How do you organize an exhibition?
What are the theoretical, artistic, museological motifs that make it up?
What is intended to show to the public after the long process of its preparation?
Why to do an exhibition?
These are the questions that determine the compete process of organizing a successful exhibition.
Preparing an exhibition requires a process that can last between six and twelve months. It is a set of steps of which we can summarize in the following points;
Contact of the artist with the museum or gallery where the exhibition will take place
Exhibition project or theoretical formalization
Research and location of works
Exploration of the space to accommodate the work to display
Relationship with museum staff i.e. Designers, electricians, museographers, educators and curators
Contact with other museums or galleries
Collectors or foundations for the request for a loan or to propose a sample itinerary
Organization of transport and insurance of works
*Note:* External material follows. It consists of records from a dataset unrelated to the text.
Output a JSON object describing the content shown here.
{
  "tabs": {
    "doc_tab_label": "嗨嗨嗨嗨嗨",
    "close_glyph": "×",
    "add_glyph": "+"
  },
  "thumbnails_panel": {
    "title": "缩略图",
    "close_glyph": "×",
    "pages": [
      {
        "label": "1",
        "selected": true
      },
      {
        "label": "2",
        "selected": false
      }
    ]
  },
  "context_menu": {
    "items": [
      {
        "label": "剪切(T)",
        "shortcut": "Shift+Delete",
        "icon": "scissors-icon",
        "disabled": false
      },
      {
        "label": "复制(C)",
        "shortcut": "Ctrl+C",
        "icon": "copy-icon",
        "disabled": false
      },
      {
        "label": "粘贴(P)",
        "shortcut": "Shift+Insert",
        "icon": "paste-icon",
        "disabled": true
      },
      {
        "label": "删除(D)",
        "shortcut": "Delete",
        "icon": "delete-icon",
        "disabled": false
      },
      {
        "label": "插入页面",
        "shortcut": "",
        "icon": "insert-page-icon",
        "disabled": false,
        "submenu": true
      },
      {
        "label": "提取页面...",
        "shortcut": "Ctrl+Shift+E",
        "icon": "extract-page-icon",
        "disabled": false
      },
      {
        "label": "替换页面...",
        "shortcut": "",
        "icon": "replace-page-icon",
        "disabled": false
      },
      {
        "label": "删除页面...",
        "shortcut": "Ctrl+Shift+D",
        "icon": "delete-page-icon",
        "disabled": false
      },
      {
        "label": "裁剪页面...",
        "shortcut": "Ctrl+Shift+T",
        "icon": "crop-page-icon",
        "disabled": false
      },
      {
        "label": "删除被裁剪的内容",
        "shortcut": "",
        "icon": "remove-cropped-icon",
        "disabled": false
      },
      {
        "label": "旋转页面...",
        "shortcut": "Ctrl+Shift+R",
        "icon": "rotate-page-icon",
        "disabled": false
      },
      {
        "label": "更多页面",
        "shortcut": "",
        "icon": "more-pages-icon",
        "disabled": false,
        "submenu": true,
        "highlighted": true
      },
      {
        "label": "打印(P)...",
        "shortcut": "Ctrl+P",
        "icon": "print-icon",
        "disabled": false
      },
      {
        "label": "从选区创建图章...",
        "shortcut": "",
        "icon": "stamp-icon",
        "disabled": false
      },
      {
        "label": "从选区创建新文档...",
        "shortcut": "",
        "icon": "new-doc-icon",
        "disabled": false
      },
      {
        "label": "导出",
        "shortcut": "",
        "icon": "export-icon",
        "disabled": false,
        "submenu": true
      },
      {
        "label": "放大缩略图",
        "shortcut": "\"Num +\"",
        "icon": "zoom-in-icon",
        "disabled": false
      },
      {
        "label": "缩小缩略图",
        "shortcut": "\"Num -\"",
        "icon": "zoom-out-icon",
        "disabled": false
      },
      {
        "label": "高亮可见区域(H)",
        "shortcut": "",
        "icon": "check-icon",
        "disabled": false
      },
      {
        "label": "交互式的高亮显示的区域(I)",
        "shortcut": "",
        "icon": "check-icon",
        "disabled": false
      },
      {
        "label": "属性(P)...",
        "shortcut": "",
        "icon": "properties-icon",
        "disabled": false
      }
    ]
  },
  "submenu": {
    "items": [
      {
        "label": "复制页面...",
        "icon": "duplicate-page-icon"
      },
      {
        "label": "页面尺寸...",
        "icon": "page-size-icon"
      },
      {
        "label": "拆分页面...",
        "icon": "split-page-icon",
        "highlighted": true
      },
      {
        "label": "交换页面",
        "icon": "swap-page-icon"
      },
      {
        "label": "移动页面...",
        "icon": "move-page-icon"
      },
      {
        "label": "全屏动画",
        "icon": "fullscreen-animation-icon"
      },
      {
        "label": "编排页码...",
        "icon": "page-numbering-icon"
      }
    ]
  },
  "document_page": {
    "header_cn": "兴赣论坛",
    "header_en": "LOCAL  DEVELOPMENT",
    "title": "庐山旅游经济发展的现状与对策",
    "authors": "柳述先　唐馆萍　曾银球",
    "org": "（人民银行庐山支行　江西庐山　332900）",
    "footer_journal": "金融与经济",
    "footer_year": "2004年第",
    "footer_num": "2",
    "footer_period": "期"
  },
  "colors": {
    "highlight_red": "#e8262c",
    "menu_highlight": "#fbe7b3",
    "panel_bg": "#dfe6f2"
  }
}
Production and museum furniture
Advertising and design
Organization of the opening day
Realization of memory of the event i.e. Photography, video, audio, interviews, press releases, catalog edition and brochures
Generally as an artist you tend to be concerned about having your idea clear, your work has a good reputation and represents your formal and conceptual interests. However, in an exhibition, you also have the possibility to show the development of a theme, the unknown stage of your creation, a new approach to your work as an artist, as well as providing relevant information related to a technique in your own way for the work or show of an unknown point of view on a topic. For this the work of the artist can be accompanied by the curator and sometimes, it also has to do with the department of education and diffusion of museums.
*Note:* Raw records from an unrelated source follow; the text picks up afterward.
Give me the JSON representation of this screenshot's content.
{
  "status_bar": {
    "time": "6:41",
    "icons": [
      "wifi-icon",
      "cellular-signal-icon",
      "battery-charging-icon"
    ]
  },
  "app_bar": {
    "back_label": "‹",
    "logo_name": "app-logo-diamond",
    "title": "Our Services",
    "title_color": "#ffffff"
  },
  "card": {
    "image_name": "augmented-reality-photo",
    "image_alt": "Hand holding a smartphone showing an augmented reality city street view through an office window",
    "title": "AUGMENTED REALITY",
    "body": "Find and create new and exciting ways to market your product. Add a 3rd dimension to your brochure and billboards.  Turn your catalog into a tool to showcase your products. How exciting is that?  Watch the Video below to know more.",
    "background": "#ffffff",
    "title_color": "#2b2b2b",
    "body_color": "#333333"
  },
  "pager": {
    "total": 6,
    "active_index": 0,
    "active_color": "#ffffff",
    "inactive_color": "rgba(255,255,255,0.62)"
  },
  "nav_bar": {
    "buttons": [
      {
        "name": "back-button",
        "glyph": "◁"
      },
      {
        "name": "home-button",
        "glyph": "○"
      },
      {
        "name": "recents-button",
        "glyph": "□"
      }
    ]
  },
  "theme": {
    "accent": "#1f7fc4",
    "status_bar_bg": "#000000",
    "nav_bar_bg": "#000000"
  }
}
We can speak of monographic or thematic exhibitions, which address and disaggregate one or several themes and generally pose a problem of representation. The retrospective exhibitions that are generated around an artist is a look at his or her path. Formal exhibitions explore a stylistic trend in which several authors converge several times. The cabinet exhibition is where we work on a single work as the thematic axis of all the others. Synchronic-diachronic exposure is both chronological and concurrent, it is a cut in time or in several times. All these expositive genres impose different communication tools and techniques.